The final section is inquiries; these reflect who has requested to see your report. There are two types: hard and soft. Hard inquiries are ones you initiate by applying for loans, credit cards, auto financing, etc. Soft inquiries come from current creditors monitoring your account and companies who want to send out pre-qualified offers to individuals. Here you are looking both for inaccurate information and super high numbers of hard inquiries. If there are hard inquiries that you didn't initiate, it could be a red flag someone is trying to use your identity.

The credit industry knows there are mistakes, misinformation, and errors in these reports. Each credit bureau has a process for making corrections. You will have to contact them and provide documentation using credit dispute letters. These are simple to write. Provide copies of supporting evidence of your claims. Keep copies of everything for yourself.

Friday, July 13, 2012

Try Our Credit Repair Secret Tips

Many people don't realize that if you have got a low credit score there are some credit repair secret tips that can help you undo the damage and increase your score. Debt collectors don't really want you to know these tips otherwise they would have less work, but you do have rights and debt collectors do have rules that they have to follow.

The first step you need to take to improve your credit rating is to make sure that all the negative points on your credit report are accurate. Quite often a small mistake on a credit report is what makes a person's credit score low. Request a copy of your credit report from all the three credit bureaus and go through the reports to make sure that there are no mistakes. If you do find a mistake you will need to contact the bureau immediately and in writing so they can investigate it and fix the error. You don't want inaccurate information being the cause of your low credit score so this is the first thing you need to rule out.

When are dealing with a credit bureau you need to keep your documents and details filed of all your communications. It is best to send them a letter by certified mail and keep a copy of the letter for your own records. The credit bureaus should investigate any inaccuracies and respond within 30 days but there may be times when your case might be misplaced or they just aren't on top of everything so you should always keep your own records.

Remember also that you are not a servant working for the credit bureau; this information greatly affects many aspects of your life so you need to be assertive when dealing with the bureaus. You should still be professional and polite but don't talk to them like you are asking them to do you a favor because it is more important than that. You want a mistake corrected and you may need to be assertive to get them to do it.
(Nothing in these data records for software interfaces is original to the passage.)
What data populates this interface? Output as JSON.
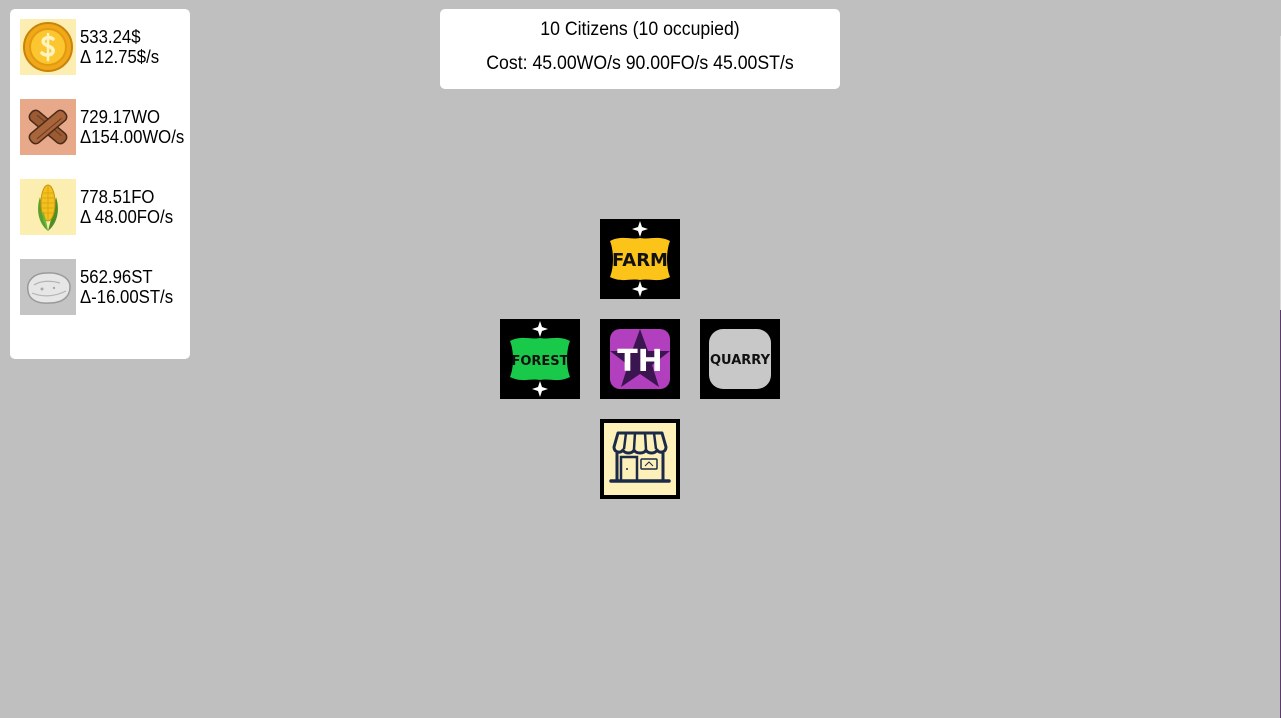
{
  "resources": {
    "gold": {
      "amount": "533.24$",
      "delta": "Δ 12.75$/s",
      "icon": "gold-coin-icon",
      "icon_bg": "#fbeeb0"
    },
    "wood": {
      "amount": "729.17WO",
      "delta": "Δ154.00WO/s",
      "icon": "wood-logs-icon",
      "icon_bg": "#e8a88a"
    },
    "food": {
      "amount": "778.51FO",
      "delta": "Δ 48.00FO/s",
      "icon": "corn-icon",
      "icon_bg": "#fbeeb0"
    },
    "stone": {
      "amount": "562.96ST",
      "delta": "Δ-16.00ST/s",
      "icon": "stone-icon",
      "icon_bg": "#c4c4c4"
    }
  },
  "citizens": {
    "summary": "10 Citizens (10 occupied)",
    "cost": "Cost: 45.00WO/s 90.00FO/s 45.00ST/s"
  },
  "buildings": {
    "farm": {
      "label": "FARM",
      "color": "#fcc419"
    },
    "forest": {
      "label": "FOREST",
      "color": "#19c94a"
    },
    "town_hall": {
      "label": "TH",
      "color": "#b23fbd"
    },
    "quarry": {
      "label": "QUARRY",
      "color": "#c8c8c8"
    },
    "market": {
      "label": "",
      "color": "#fdf0b8",
      "icon": "shop-icon"
    }
  }
}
By law the credit bureaus have 45 days to respond to you but there are cases where it has taken longer. The process can sometimes drag on a little so don't expect the mistake to be fixed overnight, but if it does go on too long then you need to contact them to see what the holdup is.
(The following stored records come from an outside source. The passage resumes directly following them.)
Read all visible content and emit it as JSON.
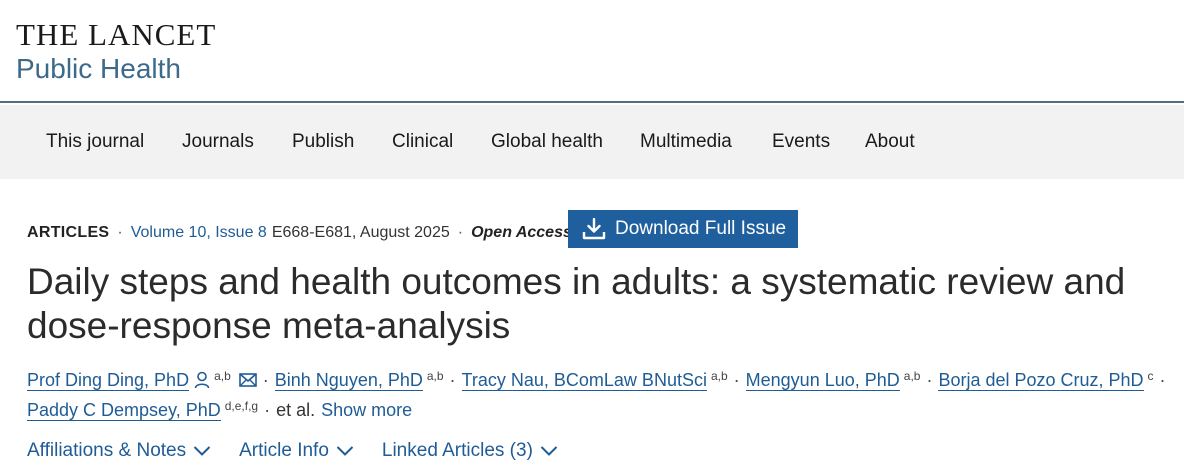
{
  "brand": {
    "line1": "THE LANCET",
    "line2": "Public Health"
  },
  "nav": {
    "items": [
      "This journal",
      "Journals",
      "Publish",
      "Clinical",
      "Global health",
      "Multimedia",
      "Events",
      "About"
    ]
  },
  "article": {
    "type": "ARTICLES",
    "volume_issue": "Volume 10, Issue 8",
    "pages_date": "E668-E681, August 2025",
    "access": "Open Access",
    "download_label": "Download Full Issue",
    "title": "Daily steps and health outcomes in adults: a systematic review and dose-response meta-analysis"
  },
  "authors": [
    {
      "name": "Prof Ding Ding, PhD",
      "affil": "a,b"
    },
    {
      "name": "Binh Nguyen, PhD",
      "affil": "a,b"
    },
    {
      "name": "Tracy Nau, BComLaw BNutSci",
      "affil": "a,b"
    },
    {
      "name": "Mengyun Luo, PhD",
      "affil": "a,b"
    },
    {
      "name": "Borja del Pozo Cruz, PhD",
      "affil": "c"
    },
    {
      "name": "Paddy C Dempsey, PhD",
      "affil": "d,e,f,g"
    }
  ],
  "authors_extra": {
    "etal": "et al.",
    "show_more": "Show more"
  },
  "tabs": [
    "Affiliations & Notes",
    "Article Info",
    "Linked Articles (3)"
  ],
  "colors": {
    "link": "#1f5c96",
    "button": "#1f5f9e",
    "navbar_bg": "#f2f2f2",
    "rule": "#536d85"
  },
  "icons": {
    "download": "download-icon",
    "person": "person-icon",
    "email": "email-icon",
    "chevron": "chevron-down-icon"
  }
}
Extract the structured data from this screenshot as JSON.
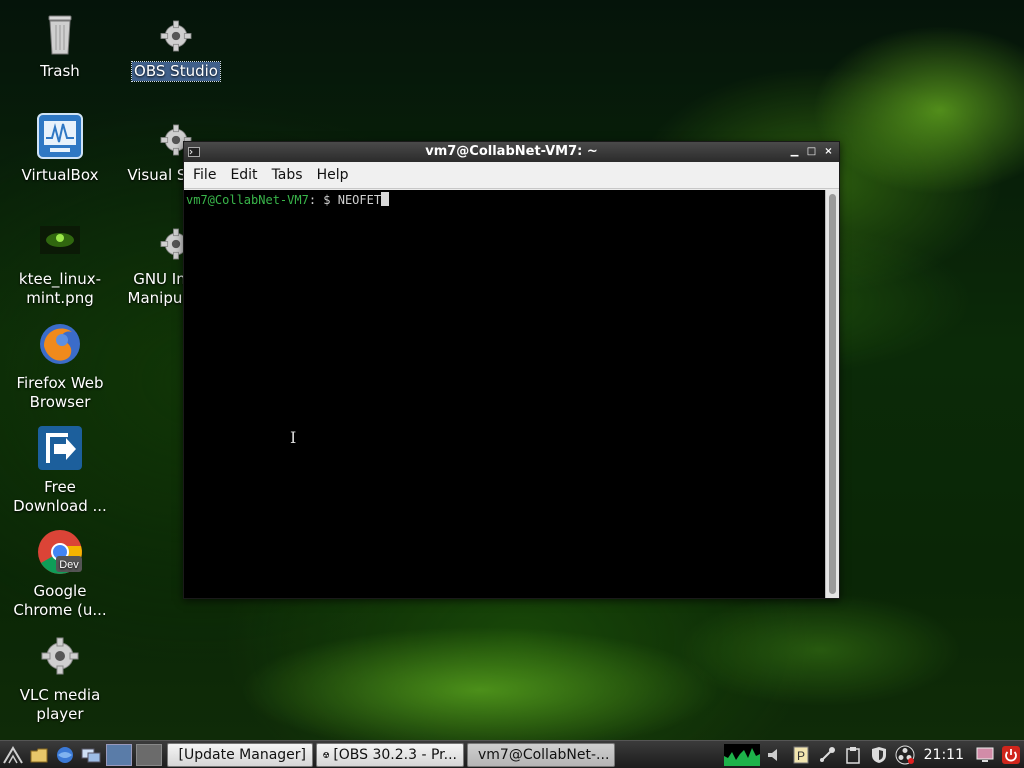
{
  "desktop": {
    "icons": [
      {
        "label": "Trash",
        "icon": "trash-icon"
      },
      {
        "label": "OBS Studio",
        "icon": "gear-icon",
        "selected": true
      },
      {
        "label": "VirtualBox",
        "icon": "virtualbox-icon"
      },
      {
        "label": "Visual Studio",
        "icon": "gear-icon"
      },
      {
        "label": "ktee_linux-mint.png",
        "icon": "image-file-icon"
      },
      {
        "label": "GNU Image Manipulation",
        "icon": "gear-icon"
      },
      {
        "label": "Firefox Web Browser",
        "icon": "firefox-icon"
      },
      {
        "label": "Free Download ...",
        "icon": "free-download-manager-icon"
      },
      {
        "label": "Google Chrome (u...",
        "icon": "chrome-dev-icon",
        "badge": "Dev"
      },
      {
        "label": "VLC media player",
        "icon": "gear-icon"
      }
    ]
  },
  "terminal": {
    "title": "vm7@CollabNet-VM7: ~",
    "menu": [
      "File",
      "Edit",
      "Tabs",
      "Help"
    ],
    "prompt_user_host": "vm7@CollabNet-VM7",
    "prompt_sep": ": $ ",
    "command": "NEOFET",
    "controls": {
      "minimize": "▁",
      "maximize": "□",
      "close": "×"
    }
  },
  "taskbar": {
    "tasks": [
      {
        "label": "[Update Manager]",
        "icon": "shield-icon"
      },
      {
        "label": "[OBS 30.2.3 - Pr...",
        "icon": "obs-icon"
      },
      {
        "label": "vm7@CollabNet-...",
        "icon": "terminal-icon"
      }
    ],
    "clock": "21:11"
  },
  "colors": {
    "prompt_green": "#39b54a",
    "selection_blue": "#3f5f8a"
  }
}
At some time in the future you may want to buy a new home or a new car and may need to apply for a mortgage or a loan and you may not be able to if you have a bad credit score. Don't wait until the time comes to apply for that loan before you start worrying about your credit score, by then it will take too long to get it repaired. Start repairing your credit score now so that when you do need to apply for a mortgage or loan you will be able to without worrying about a bad credit rating.

To improve your credit score, and while you are waiting for any mistakes to be fixed, start practising some good credit strategies. Start paying all your bills on time and this includes your household bills as well as loan payments and credit card payments. Late payments on your bills and loans can really affect your credit score.

If you are will to devote some time and effort into repairing your credit score then you can successfully do so. It will take time and that is probably the biggest credit repair secret tip of all. But the sooner you begin taking steps to repair your credit the sooner your score will increase and you can start enjoying the benefits of having a good credit rating.